    Join Robyn Swayne for a short video on this topic:

  • Seek supports & use campus resources. Reach out to friends and family and learn about on-campus and off-campus resources that are available. If you or someone you know has high distress that does not seem to be lessening, talk about it with others, or contact the Counseling Center or the Dean of Students Office. Your campus community is here to help!

Avoid stigmatizing or generalizing. Remember to keep in mind the kindness and empathy with which we strive to treat one another at all times as we address this challenge together. Be aware if your behavior or attitudes change towards others from another country, and avoid stigmatizing anyone who is sick as potentially having the Coronavirus.  Often when there is uncertainty, our thoughts can become less compassionate and more fear-based.  

Recognizing Distress - A Self-check List

  • Increased worry, fear, and feelings of being overwhelmed
  • Depressive symptoms that persist and/or intensify
  • Inability to focus or concentrate accompanied by decreased academic or work performance or performance of other daily activities
  • Sleep difficulties
  • Excessive crying
  • Isolating or withdrawing from others, fear of going into public situations
  • Unhealthy coping (e.g., increased alcohol or drug use, engaging in risky/impulsive behaviors)
  • A feeling of hopelessness and/or a paralyzing fear about the future
  • Sudden anger or irritability, or noticeable changes in personality

Seeking Support:

It’s not unusual to experience some — or even several — of the types of distress listed above during times of uncertainly and stress.

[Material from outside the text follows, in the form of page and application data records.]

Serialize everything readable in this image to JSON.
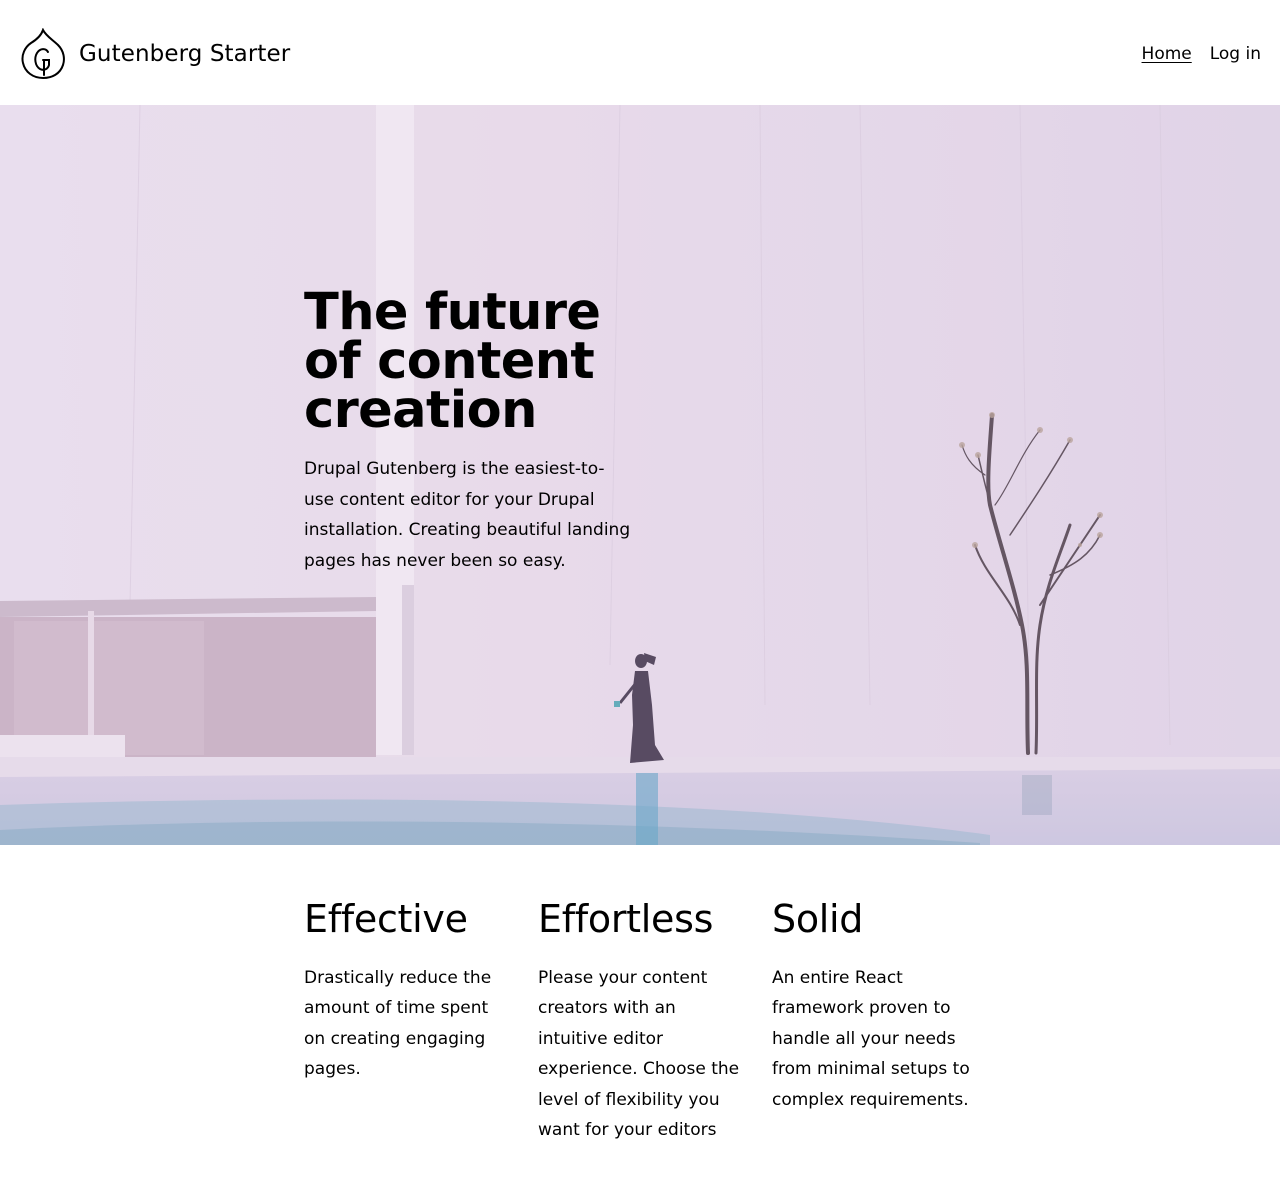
{
  "site": {
    "name": "Gutenberg Starter",
    "logo_icon": "drupal-drop-g-icon"
  },
  "nav": {
    "items": [
      {
        "label": "Home",
        "active": true
      },
      {
        "label": "Log in",
        "active": false
      }
    ]
  },
  "hero": {
    "title_lines": [
      "The future",
      "of content",
      "creation"
    ],
    "text": "Drupal Gutenberg is the easiest-to-use content editor for your Drupal installation. Creating beautiful landing pages has never been so easy.",
    "background_color": "#e3d6ea"
  },
  "features": [
    {
      "title": "Effective",
      "text": "Drastically reduce the amount of time spent on creating engaging pages."
    },
    {
      "title": "Effortless",
      "text": "Please your content creators with an intuitive editor experience. Choose the level of flexibility you want for your editors"
    },
    {
      "title": "Solid",
      "text": "An entire React framework proven to handle all your needs from minimal setups to complex requirements."
    }
  ]
}
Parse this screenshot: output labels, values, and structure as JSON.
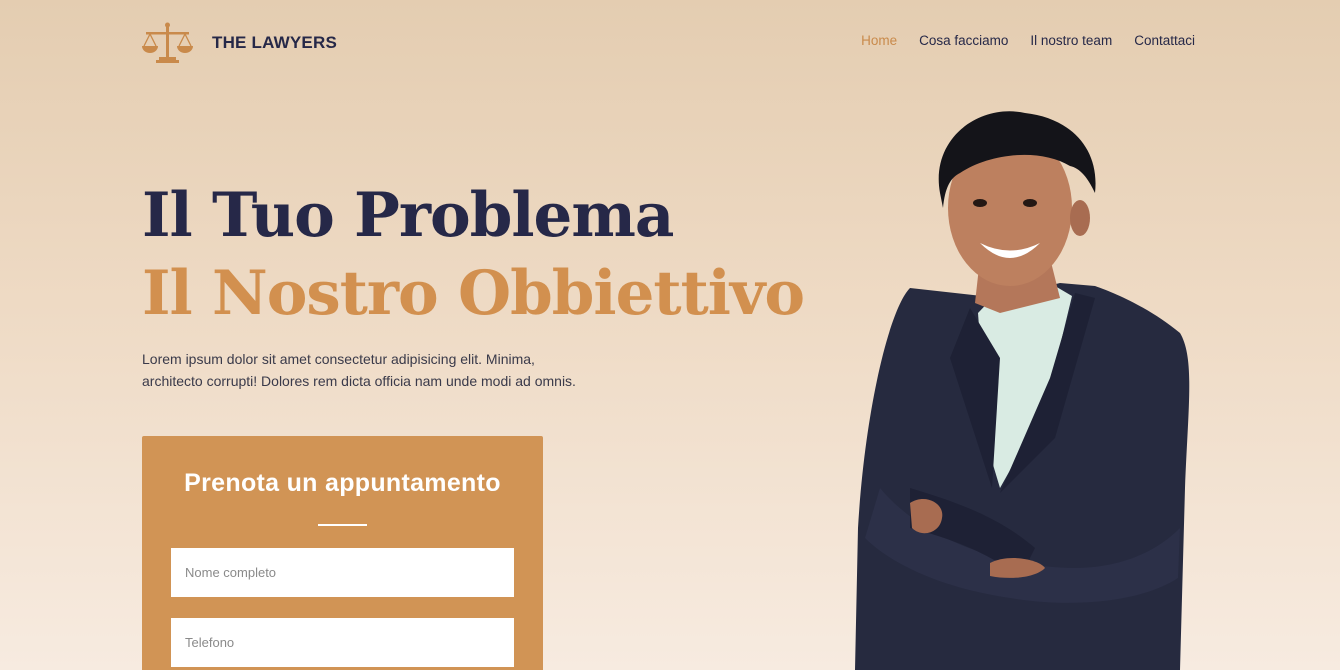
{
  "brand": {
    "name": "THE LAWYERS",
    "logo_icon": "scales-of-justice-icon",
    "accent_color": "#d2904f",
    "dark_color": "#262848"
  },
  "nav": {
    "items": [
      {
        "label": "Home",
        "active": true
      },
      {
        "label": "Cosa facciamo",
        "active": false
      },
      {
        "label": "Il nostro team",
        "active": false
      },
      {
        "label": "Contattaci",
        "active": false
      }
    ]
  },
  "hero": {
    "headline_line1": "Il Tuo Problema",
    "headline_line2": "Il Nostro Obbiettivo",
    "intro_line1": "Lorem ipsum dolor sit amet consectetur adipisicing elit. Minima,",
    "intro_line2": "architecto corrupti! Dolores rem dicta officia nam unde modi ad omnis."
  },
  "booking": {
    "title": "Prenota un appuntamento",
    "name_placeholder": "Nome completo",
    "phone_placeholder": "Telefono",
    "card_color": "#d19455"
  }
}
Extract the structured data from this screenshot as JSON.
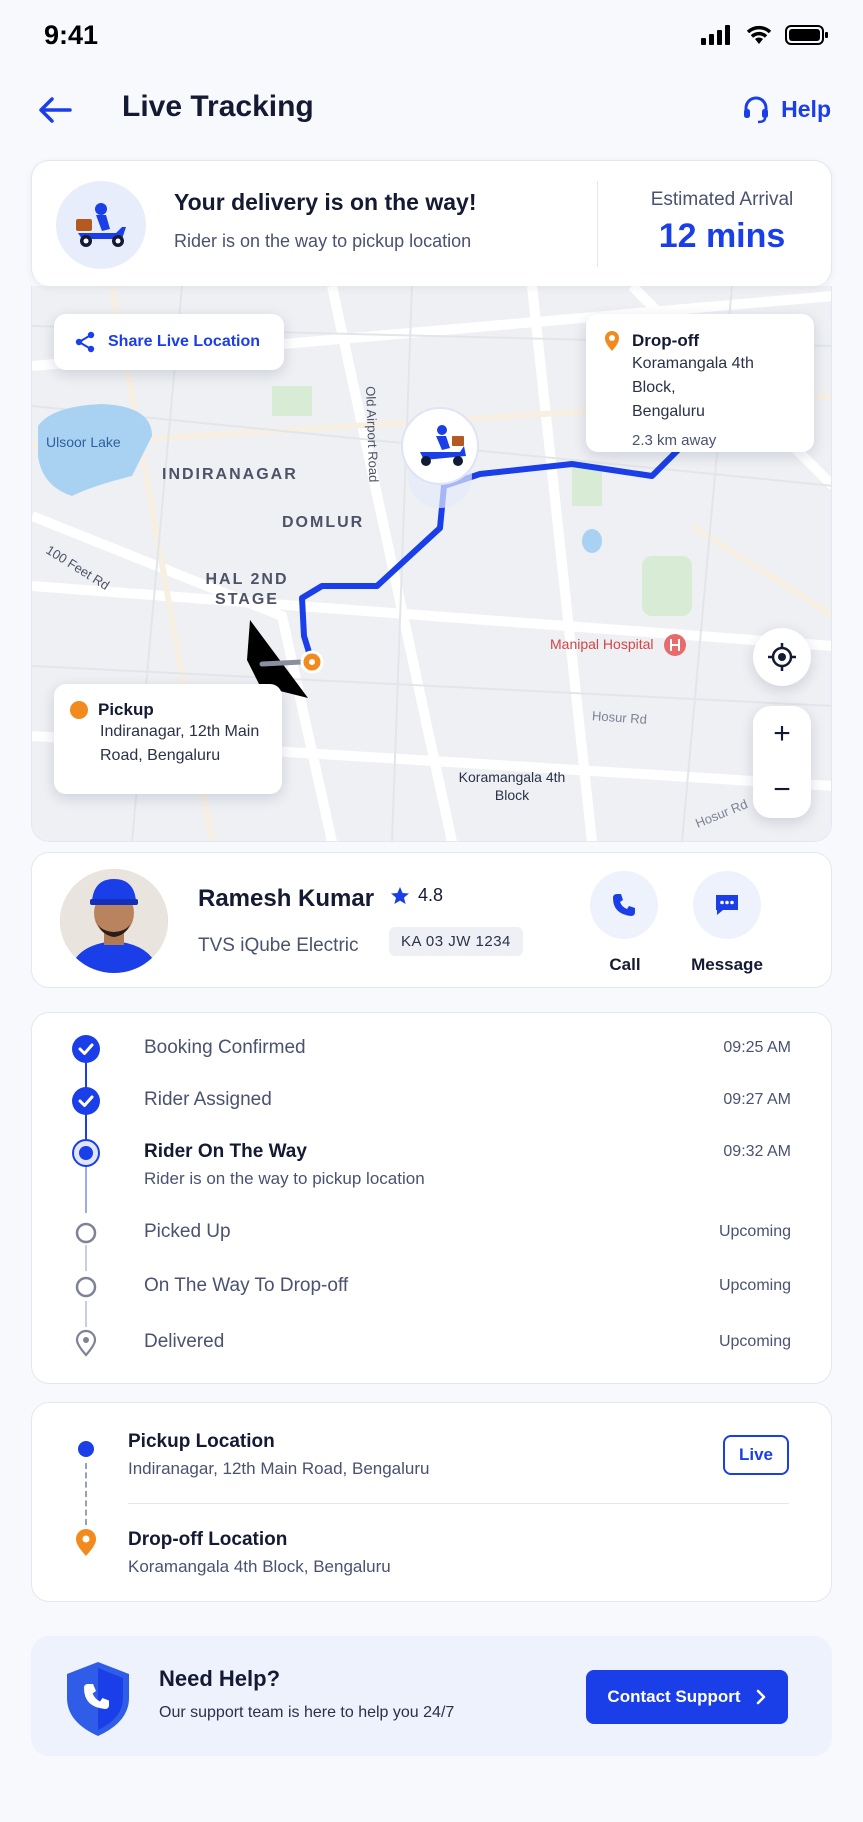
{
  "status_bar": {
    "time": "9:41"
  },
  "header": {
    "title": "Live Tracking",
    "help_label": "Help"
  },
  "status_card": {
    "title": "Your delivery is on the way!",
    "subtitle": "Rider is on the way to pickup location",
    "eta_label": "Estimated Arrival",
    "eta_value": "12 mins"
  },
  "map": {
    "share_label": "Share Live Location",
    "labels": {
      "lake": "Ulsoor Lake",
      "indiranagar": "INDIRANAGAR",
      "domlur": "DOMLUR",
      "hal": "HAL 2ND STAGE",
      "road_100ft": "100 Feet Rd",
      "old_airport": "Old Airport Road",
      "hospital": "Manipal Hospital",
      "hosur1": "Hosur Rd",
      "hosur2": "Hosur Rd",
      "koramangala": "Koramangala 4th Block"
    },
    "dropoff": {
      "title": "Drop-off",
      "line1": "Koramangala 4th Block,",
      "line2": "Bengaluru",
      "distance": "2.3 km away"
    },
    "pickup": {
      "title": "Pickup",
      "line1": "Indiranagar, 12th Main",
      "line2": "Road, Bengaluru"
    },
    "zoom_in": "+",
    "zoom_out": "−"
  },
  "rider": {
    "name": "Ramesh Kumar",
    "rating": "4.8",
    "vehicle": "TVS iQube Electric",
    "plate": "KA 03 JW 1234",
    "call_label": "Call",
    "message_label": "Message"
  },
  "timeline": [
    {
      "label": "Booking Confirmed",
      "time": "09:25 AM",
      "state": "done"
    },
    {
      "label": "Rider Assigned",
      "time": "09:27 AM",
      "state": "done"
    },
    {
      "label": "Rider On The Way",
      "sub": "Rider is on the way to pickup location",
      "time": "09:32 AM",
      "state": "active"
    },
    {
      "label": "Picked Up",
      "time": "Upcoming",
      "state": "upcoming"
    },
    {
      "label": "On The Way To Drop-off",
      "time": "Upcoming",
      "state": "upcoming"
    },
    {
      "label": "Delivered",
      "time": "Upcoming",
      "state": "upcoming-pin"
    }
  ],
  "locations": {
    "pickup_title": "Pickup Location",
    "pickup_addr": "Indiranagar, 12th Main Road, Bengaluru",
    "live_label": "Live",
    "dropoff_title": "Drop-off Location",
    "dropoff_addr": "Koramangala 4th Block, Bengaluru"
  },
  "help_card": {
    "title": "Need Help?",
    "subtitle": "Our support team is here to help you 24/7",
    "button_label": "Contact Support"
  },
  "colors": {
    "accent": "#1a3ee8",
    "orange": "#f28a1e",
    "text": "#141a33",
    "muted": "#4a5270"
  }
}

If you notice these signs in yourself, reach out to family and friends for support, and engage in your usual heathy coping strategies (e.g. moderate exercise; eating well; getting adequate sleep; practicing yoga, meditation, or some other mindfulness activity; take time for yourself; engage in a hobby or other fun activity, etc.). 

If your distress continues or gets to the point that you are having difficulty managing your day-to-day activities, then seek professional help. 

Adapted from:  Amherst College Counseling Center's webpage

University of Indianapolis – “Psychological Tips for Managing Coronavirus Concerns” (

Contact the University Counseling Center Wellness Center, Naugle Hall - Ground Floor 1871 Old Main Drive Shippensburg, PA  17257 Phone: 717-477-1481 Fax: (717)-477-4041
Mon-Fri: 8:30am-5:00pm, For After-Hours Emergencies call Campus Police at 717-477-1444